    9 April 2017

    Titles of Works: Italics vs. Quotation Marks

    When we make reference to the title of a work, how do we know whether to italicize the title or enclose it in quotation marks?

    Generally speaking, when we cite the title of a work that stands alone as a single entity—such as a book, movie, magazine, newspaper, album, or play—we should use italics. When we refer to the titles of works that appear inside those larger entities—such as articles, poems, short stories, and songs—we should enclose them in quotation marks.

    Of course, there are a few exceptions. The titles of unpublished manuscripts, such as some doctoral dissertations for example, should not be italicized, despite the fact that they are complete entities. In contrast, when a single poem is published as a book, as is often done with the long poem “’Twas the Night before Christmas,” for instance, any citation of the title of the book version should be italicized. And if a novel, a long poem, or a play is collected in a particular anthology, we italicize any reference to the title if originally the work was published as a separate entity.

    One reason we find these guidelines difficult to remember is that many newspapers persist in putting book and movie titles in quotation marks. Newspaper style, however, is unique to that industry and often does not reflect the style we should use in other professional writing situations.

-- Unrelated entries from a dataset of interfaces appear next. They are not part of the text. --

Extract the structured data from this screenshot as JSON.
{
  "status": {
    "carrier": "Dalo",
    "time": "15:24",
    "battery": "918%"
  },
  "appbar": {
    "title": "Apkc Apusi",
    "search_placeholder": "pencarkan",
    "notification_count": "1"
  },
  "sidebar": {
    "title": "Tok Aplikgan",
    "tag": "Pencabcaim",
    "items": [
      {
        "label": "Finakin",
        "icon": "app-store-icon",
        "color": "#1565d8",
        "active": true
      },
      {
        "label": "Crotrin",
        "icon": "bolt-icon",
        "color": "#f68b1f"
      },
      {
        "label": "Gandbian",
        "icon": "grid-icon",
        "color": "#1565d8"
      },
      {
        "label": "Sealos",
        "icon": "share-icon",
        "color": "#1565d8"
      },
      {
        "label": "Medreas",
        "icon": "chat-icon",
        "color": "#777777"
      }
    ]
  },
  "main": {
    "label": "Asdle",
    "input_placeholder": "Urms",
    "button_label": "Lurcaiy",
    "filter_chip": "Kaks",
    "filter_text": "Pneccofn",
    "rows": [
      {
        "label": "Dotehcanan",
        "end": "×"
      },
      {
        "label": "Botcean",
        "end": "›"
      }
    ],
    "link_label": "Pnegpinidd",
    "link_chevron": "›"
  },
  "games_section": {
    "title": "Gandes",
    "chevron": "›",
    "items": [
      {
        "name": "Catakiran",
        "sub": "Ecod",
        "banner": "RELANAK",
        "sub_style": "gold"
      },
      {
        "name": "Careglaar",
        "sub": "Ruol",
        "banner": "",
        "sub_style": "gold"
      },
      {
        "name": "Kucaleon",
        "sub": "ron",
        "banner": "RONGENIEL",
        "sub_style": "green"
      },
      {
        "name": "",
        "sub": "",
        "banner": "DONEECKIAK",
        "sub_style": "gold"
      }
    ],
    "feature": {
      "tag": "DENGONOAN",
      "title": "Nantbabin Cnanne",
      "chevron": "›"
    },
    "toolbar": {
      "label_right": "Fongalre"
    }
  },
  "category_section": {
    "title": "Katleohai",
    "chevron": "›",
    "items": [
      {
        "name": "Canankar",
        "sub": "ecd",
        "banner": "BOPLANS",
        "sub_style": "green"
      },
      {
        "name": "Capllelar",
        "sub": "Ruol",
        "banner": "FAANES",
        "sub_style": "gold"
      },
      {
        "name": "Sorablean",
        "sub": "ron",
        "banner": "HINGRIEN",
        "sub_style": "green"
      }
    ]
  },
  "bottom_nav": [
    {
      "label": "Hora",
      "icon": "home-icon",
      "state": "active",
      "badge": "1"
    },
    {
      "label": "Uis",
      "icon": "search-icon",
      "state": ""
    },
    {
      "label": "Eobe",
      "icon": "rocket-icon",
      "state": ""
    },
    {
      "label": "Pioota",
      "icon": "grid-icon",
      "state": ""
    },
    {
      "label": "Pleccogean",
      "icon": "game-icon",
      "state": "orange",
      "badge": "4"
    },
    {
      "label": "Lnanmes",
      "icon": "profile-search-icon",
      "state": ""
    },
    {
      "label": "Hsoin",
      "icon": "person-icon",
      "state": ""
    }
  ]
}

    When we were dependent upon typewriters and were thus unable to italicize, we underlined instead. Many people still prefer to underline. Remember, though, that underlining and italicizing serve exactly the same purpose, so we should avoid using both in a single document. When have the choice, we should use italics and reserve underlining for those occasions when we are writing by hand or using a typewriter.

    One final note: we have been discussing how to handle titles when referring to them in writings other than the works to which the titles belong. Actual titles as they appear at the beginning of works should be neither set in italics nor enclosed in quotation marks.

    TEST YOURSELF:

    In the following sentences, which titles should be set in italics and which should be enclosed in quotation marks?

    1. Julio read an article entitled Making Your Business Profitable in a publication called Business Today.
    2. The song It’s the End of the World As We Know It appeared on R.E.M.’s 1988 album, Eponymous.
    3. Our local theater staged Shakespeare’s Othello last summer.
    4. The company newsletter, Insider’s Weekly, includes a column called One of Us, which profiles individual employees.
    5. Mr. Davis’s favorite episode of the Andy Griffith Show is Barney Gets His Man.
    ANSWERS
    1. Julio read an article entitled “Making Your Business Profitable” in a publication called Business Today.
    2. The song “It’s the End of the World As We Know It” appeared on R.E.M.’s 1988 album, Eponymous.
    3. Our local theater staged Shakespeare’s Othello last summer.
    4. The company newsletter, Insider’s Weekly, includes a column called “One of Us,” which profiles individual employees.
    5. Mr. Davis’s favorite episode of the Andy Griffith Show is “Barney Gets His Man.”

    Note that in sentences 4 and 5, the punctuation is inside the quotation marks. We discuss those rules here. We discuss guidelines for capitalizing some words and not others in titles in this post.